Welcome to part 3 of Bob’s fishing adventure in Malaysia. Bob is off to catch his first peacock bass ever. At least that’s the plan.
We love peacock bass fishing as they fight hard and they are ugly, yet somehow, beautiful. There are however some things to remember and techniques that need to be deployed to catch them on a consistence basis.
The first thing is to go find them!
We left Subang Jaya early in the morning and stopped by an eatery named Pun Chun at Bidor town for some white coffee and herbal duck drumstick noodle. This breakfast stop appears to be developing into a pattern every time we go north for some fishing.
The first pond we fished at is to be promising as it is a privately owned pond (the owner doesn’t use it for anything though) and we have not been fishing it for months. This spot produced many peacock bass the last trip out with some respectable sized fish. After getting clearance from the owner to fish this decently large pond we set off to look for our South American ‘migrants’.
No weed – no peacock bass
The very first thing we noticed is the lack of weeds in and around the pond. You see, the peacock bass prefers to lurk under heavy cover much like the largemouth/smallmouth bass. Since the ponds and lakes around here are mostly made out of disused tin mining ponds, there are not many submerged trees and such. Instead, the peacock bass looks for, and hide in thick weeds that are hydrilla.
While working the edges we did a slow drift looking for weeds. None was to be found which was quite strange. The next best places are lily pads but there are no many either.
Steam must be coming off our heads both from the intense afternoon sun and the lack of peacock bass action.
After some discussions we decided to take a break to cool down and also move to another pond. I was against the idea of fishing a particular pond not far from where we are even though it produced a couple of big peacocks for my American guests, Joe and Jackie, back then.
It was just gut feel and a hunch that we should instead, try another pond further away. Bob and I went for some cool drinks at a small sleepy town. We went back to the boat at around 3pm giving us limited time to catch some peacocks.
In a matter of minutes after we resumed fishing it would appear we have made the right choice as we started catching our target species. There were some smallish fish but overall those caught were quite decent.
Finding and luring peacock bass
Casting speed and accuracy helps when fishing amongst heavy cover for peacock bass.

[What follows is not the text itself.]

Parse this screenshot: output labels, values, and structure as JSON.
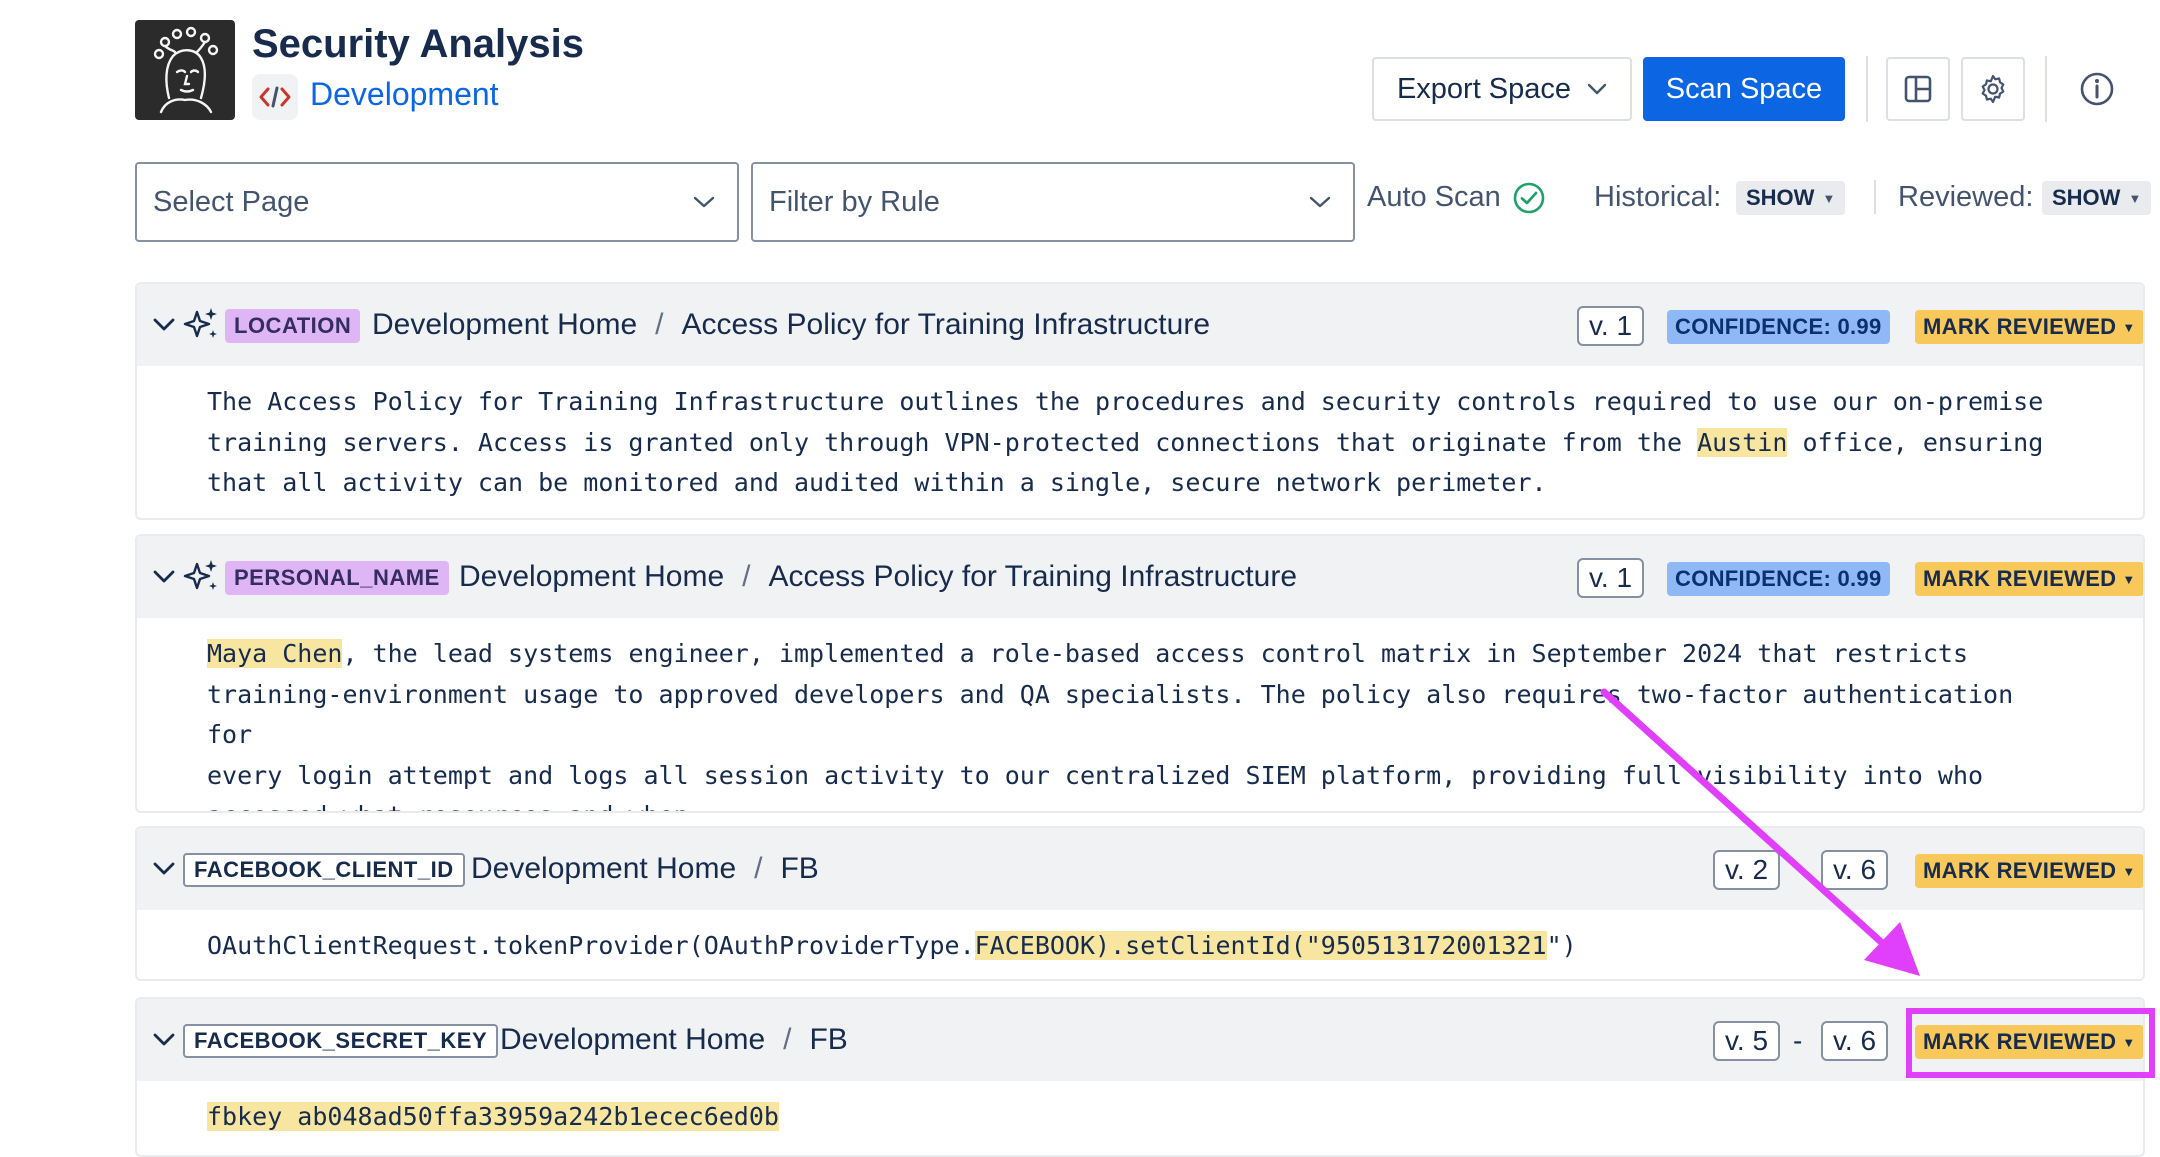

Peacock bass like to stay deep under the thick hydrilla weeds and when there are no surface activity to be seen, deep down is where you want to put your lure.
Let your lure sink all the way down and start a jerk-jerk and drop routine. Not unlike saltwater jigging, actually. Your lure will snag some weeds often times and when that happens just give it a quick hard jerk. It will come loose most of the time. You may loose some lures but if your lure is not getting snagged, it is not at the the strike zone. If it is not in the strike zone – your chances of catching fish are slim. That’s something you have to keep in mind.
There will be times when you can see peacock bass attacking bait. Again usually on top of, or near weeds. That’s when you have to send your lure in quickly.
Sometimes they are at places we simply cannot put a lure at. What we do then is to cast lures into the open area but as close as possible to the action. Many a times the peacocks, with their inbuilt aggressive behaviour, will come out to inspect and hopefully strike on our lures.
On this day that was exactly the scenario where we spotted some peacocks attacking bait deep behind weeds, on the surface but under the canopy of a tree.
We made repeated casts as close as we could get to them. Things suddenly went quiet but we continued casting as the peacocks could be coming out to check out the commotion our lures were making.
On one cast the Yo-Zuri Altima spoon was taken during the drop. The line went tight and the fish that connected to it put up a better fight than the ones caught before. I knew it is a bigger fish but didn’t know how much better. As the fish came nearer to the boat it put up even more resistance. The Abu Garcia Vengeance rod bent beautifully and the Daiwa Exceler-X started spewing the 8-pound Berkley Vanish Transition it was spooled with as the fish tried to get into the cover.
Out came a beautiful 47cm (weighing exactly 2kg on the scale) peacock bass a bit later and we were ecstatic to see this fish after a mostly challenging day!
The fish was released after a few quick photos like every other fish that we caught today.
Nobody was keeping count but the roughly 3 hours we had on the second spot produced between ten to fifteen peacock bass between the three of us. Not to shabby. And a huge relief!
- Rod: Abu Garcia Vengeance VNGS662-4 ML 1/8-1/2 oz lure. 6-10lb line
- Line: Berkley Vanish Transition Fluorocarbon 8 lb (mainline tied straight to lure with no leader)
- Reel: Daiwa Exceler-X
- Most productive lures: Spoons and jigs